To contact Karen, email:

Instructions for library staff – a trip back in time – part 2

"art students"
“art students”

As promised, Tales from one city have posted more crazy instructions for library staff of the past. These posts paint the library staff as a bunch of odd, mistrustful kill-joys… a very far cry from the jolly folk of today! Still – it’s fun to laugh at the quaint ways of yore – so you can view the full post here.

Instructions for library staff – a trip back in time

Tales of one city have unearthed a crazy old volume of instructions to library staff. This first instalment contains some odd stuff. These are my favourites so far:

They say “Look out for more historic staff instructions soon, including guidance on dealing with young people. And ‘foreigners’.” – I’m looking forward to that!

Edinburgh Libraries helping children with dyslexia discover the joy of reading

via: Tales of One City


How we help children with dyslexia discover the joy of reading

“R had a ball and was buzzing all the way home. It was lovely to see her so excited about books again. School has been hard this year and she had lost her confidence in reading.”

“Thanks for letting B join the group, for the few months we have been in Edinburgh. It is the first time we have seen him interact with others and be enthusiastic about coming to a social activity.”

Our Chatterbooks group for children with dyslexia offer a friendly, supportive and caring environment for children to meet and discover the fun of words.

And as the parents’ comments above show, it works.

Dyslexia Chatterbooks Group at the Central Children's Library

We spend some time ‘paired reading’ in small groups, use music, drama, poetry, oral storytelling, games and other activities that engage children with reading. The staff team consists of two experienced library folk and four very committed volunteers.

If you think your child (primary 4 – primary 7) would benefit, email
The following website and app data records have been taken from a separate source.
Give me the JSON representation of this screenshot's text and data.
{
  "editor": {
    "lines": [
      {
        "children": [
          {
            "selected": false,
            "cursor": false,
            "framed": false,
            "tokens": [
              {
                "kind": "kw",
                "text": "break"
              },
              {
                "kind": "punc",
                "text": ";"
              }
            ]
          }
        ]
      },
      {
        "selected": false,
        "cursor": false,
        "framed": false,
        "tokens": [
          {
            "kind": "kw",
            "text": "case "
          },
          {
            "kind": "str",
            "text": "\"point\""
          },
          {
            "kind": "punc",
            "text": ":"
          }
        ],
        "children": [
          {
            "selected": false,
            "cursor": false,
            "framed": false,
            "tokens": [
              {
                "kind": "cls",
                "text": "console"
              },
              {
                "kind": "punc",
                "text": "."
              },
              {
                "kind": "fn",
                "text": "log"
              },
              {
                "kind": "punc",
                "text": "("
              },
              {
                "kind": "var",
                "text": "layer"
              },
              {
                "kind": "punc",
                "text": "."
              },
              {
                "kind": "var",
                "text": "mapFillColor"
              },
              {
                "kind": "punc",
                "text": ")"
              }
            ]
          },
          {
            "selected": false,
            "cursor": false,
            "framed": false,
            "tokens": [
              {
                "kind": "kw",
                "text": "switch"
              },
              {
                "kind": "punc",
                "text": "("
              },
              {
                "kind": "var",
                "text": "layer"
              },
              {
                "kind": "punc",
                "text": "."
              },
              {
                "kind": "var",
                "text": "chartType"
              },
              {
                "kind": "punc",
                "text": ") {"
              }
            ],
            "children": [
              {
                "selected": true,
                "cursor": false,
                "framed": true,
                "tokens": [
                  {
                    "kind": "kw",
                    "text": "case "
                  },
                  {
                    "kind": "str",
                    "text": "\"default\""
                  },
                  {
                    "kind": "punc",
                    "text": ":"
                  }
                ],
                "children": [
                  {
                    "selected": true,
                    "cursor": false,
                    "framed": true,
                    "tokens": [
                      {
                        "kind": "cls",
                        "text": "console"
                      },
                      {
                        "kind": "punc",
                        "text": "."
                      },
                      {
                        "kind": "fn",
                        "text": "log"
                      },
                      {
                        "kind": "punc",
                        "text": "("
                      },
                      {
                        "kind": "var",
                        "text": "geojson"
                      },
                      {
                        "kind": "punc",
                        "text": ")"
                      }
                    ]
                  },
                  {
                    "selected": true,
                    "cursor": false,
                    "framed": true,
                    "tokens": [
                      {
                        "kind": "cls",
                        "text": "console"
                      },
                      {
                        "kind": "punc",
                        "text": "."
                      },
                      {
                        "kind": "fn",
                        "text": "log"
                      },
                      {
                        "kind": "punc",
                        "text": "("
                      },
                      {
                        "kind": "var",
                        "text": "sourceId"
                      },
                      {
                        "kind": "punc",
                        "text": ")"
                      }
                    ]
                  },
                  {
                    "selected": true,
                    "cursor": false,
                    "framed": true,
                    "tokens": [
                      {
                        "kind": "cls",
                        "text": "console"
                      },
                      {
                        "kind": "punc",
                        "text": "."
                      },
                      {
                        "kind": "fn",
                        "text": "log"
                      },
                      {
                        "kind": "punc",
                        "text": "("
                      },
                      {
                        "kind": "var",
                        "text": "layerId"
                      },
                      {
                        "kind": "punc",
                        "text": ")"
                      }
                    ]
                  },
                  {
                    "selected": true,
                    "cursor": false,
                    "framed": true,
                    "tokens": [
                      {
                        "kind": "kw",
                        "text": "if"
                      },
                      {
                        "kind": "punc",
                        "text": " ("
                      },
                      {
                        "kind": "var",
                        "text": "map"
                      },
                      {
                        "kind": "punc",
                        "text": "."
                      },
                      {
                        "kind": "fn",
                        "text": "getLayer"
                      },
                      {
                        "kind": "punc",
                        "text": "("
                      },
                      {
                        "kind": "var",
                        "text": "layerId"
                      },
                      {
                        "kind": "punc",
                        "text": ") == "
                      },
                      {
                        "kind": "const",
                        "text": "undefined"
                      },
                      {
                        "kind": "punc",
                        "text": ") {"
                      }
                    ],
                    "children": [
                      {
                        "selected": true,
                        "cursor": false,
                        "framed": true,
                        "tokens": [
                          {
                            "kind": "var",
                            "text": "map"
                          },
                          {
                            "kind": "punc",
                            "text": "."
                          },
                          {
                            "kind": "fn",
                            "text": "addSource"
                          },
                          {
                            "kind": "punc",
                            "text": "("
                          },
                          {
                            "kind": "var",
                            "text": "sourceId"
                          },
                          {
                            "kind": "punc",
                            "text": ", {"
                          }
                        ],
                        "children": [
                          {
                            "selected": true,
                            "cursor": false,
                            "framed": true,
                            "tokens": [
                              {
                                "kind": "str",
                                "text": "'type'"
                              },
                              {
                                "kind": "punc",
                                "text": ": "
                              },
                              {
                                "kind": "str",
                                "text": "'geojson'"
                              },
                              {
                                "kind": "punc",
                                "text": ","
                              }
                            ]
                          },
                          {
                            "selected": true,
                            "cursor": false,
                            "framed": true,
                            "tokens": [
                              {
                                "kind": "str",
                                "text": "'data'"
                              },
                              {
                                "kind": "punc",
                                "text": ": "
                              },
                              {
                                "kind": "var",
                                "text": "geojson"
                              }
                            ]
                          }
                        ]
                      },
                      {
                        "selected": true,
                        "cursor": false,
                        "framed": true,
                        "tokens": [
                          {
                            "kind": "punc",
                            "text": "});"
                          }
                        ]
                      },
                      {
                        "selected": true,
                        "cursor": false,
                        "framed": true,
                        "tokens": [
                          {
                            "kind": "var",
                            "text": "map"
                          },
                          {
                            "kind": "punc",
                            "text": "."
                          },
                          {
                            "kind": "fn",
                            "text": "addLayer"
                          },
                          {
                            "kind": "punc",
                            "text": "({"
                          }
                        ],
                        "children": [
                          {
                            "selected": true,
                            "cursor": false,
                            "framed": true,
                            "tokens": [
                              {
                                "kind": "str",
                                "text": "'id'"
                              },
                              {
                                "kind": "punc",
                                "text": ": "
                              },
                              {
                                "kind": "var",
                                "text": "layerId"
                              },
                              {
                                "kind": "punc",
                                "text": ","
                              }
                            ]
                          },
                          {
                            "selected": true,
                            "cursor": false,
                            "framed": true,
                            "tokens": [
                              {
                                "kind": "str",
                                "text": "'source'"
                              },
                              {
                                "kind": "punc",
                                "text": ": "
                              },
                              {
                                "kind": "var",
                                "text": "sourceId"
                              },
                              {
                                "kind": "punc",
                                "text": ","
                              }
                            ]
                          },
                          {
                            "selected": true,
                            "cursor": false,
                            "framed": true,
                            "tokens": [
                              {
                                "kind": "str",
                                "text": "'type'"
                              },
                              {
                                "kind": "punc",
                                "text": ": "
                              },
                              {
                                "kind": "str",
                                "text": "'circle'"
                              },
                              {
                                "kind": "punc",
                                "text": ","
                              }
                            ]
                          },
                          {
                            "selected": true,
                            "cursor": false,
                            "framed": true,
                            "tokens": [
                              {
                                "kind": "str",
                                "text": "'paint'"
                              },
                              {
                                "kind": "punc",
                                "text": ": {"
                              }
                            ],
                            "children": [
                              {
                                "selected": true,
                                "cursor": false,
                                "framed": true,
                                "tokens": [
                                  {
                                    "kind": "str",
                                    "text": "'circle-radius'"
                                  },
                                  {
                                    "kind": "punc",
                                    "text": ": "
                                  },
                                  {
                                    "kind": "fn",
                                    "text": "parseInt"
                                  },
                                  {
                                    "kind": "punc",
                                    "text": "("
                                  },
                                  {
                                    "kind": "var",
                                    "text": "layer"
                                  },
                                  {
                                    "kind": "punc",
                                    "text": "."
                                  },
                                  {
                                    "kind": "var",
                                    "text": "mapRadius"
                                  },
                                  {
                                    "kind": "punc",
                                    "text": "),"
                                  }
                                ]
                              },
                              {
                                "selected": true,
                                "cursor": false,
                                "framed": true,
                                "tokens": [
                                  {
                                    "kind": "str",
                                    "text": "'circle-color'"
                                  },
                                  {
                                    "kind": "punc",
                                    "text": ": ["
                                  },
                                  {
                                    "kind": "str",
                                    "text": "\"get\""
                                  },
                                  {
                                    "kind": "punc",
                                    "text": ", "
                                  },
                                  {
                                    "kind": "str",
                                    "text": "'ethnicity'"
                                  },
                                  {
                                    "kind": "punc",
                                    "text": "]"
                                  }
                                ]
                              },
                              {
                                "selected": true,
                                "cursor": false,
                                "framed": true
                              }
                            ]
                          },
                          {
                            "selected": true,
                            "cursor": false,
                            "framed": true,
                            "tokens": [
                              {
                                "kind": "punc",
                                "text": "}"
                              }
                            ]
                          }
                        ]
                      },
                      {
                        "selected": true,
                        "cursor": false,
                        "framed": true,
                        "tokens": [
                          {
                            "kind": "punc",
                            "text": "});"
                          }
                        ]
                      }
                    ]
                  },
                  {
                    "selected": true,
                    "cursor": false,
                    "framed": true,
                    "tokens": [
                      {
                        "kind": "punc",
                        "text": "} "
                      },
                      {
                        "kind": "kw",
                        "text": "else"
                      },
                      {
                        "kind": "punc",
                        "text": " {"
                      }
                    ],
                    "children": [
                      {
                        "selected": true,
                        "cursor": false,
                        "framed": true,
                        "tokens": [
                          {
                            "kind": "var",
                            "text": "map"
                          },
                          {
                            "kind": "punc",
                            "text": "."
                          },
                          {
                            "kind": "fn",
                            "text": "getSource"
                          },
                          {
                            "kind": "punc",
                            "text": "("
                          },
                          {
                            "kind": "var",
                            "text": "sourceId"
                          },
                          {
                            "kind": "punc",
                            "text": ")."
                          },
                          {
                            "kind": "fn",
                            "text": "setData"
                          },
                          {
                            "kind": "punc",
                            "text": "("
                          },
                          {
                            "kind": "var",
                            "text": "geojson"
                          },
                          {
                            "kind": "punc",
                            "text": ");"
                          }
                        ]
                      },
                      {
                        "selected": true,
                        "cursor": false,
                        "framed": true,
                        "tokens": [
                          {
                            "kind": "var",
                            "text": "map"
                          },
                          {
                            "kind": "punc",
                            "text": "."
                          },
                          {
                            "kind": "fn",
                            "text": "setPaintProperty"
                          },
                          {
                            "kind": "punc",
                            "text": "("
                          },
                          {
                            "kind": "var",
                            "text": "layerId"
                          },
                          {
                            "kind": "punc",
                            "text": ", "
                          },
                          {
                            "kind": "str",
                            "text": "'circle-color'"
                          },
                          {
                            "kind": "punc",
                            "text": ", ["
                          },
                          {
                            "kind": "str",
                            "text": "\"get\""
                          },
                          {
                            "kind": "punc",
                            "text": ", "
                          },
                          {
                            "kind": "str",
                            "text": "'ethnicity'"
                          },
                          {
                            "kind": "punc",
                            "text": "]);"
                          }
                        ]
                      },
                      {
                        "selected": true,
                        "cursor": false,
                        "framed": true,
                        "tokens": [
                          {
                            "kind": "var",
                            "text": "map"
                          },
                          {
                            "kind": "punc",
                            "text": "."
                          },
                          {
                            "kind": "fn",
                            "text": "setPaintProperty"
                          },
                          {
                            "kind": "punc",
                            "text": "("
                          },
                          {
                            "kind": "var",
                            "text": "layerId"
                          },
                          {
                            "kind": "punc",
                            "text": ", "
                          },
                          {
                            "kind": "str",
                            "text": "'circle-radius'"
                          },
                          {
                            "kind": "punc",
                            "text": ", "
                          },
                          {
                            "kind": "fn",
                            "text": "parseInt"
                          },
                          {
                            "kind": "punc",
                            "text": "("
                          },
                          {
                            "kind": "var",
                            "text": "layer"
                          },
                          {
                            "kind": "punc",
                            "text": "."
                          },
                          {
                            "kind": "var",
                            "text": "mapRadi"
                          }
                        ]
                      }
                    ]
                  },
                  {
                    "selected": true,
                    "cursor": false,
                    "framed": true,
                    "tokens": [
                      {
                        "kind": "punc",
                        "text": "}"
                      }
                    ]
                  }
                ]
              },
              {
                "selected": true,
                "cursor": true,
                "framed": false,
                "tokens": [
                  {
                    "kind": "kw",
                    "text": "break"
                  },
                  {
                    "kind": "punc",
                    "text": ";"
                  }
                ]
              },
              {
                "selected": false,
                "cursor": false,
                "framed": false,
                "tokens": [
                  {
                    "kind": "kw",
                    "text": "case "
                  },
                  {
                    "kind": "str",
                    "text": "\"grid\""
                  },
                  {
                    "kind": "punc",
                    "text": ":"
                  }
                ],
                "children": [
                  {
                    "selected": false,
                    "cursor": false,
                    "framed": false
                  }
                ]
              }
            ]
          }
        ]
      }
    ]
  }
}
National Libraries Day 2015 in Scotland – Storify

Our friend Anabel Marsh has Storifyd National Libraries Day 2015, so we don’t have to:

CILIP Scotland did one too: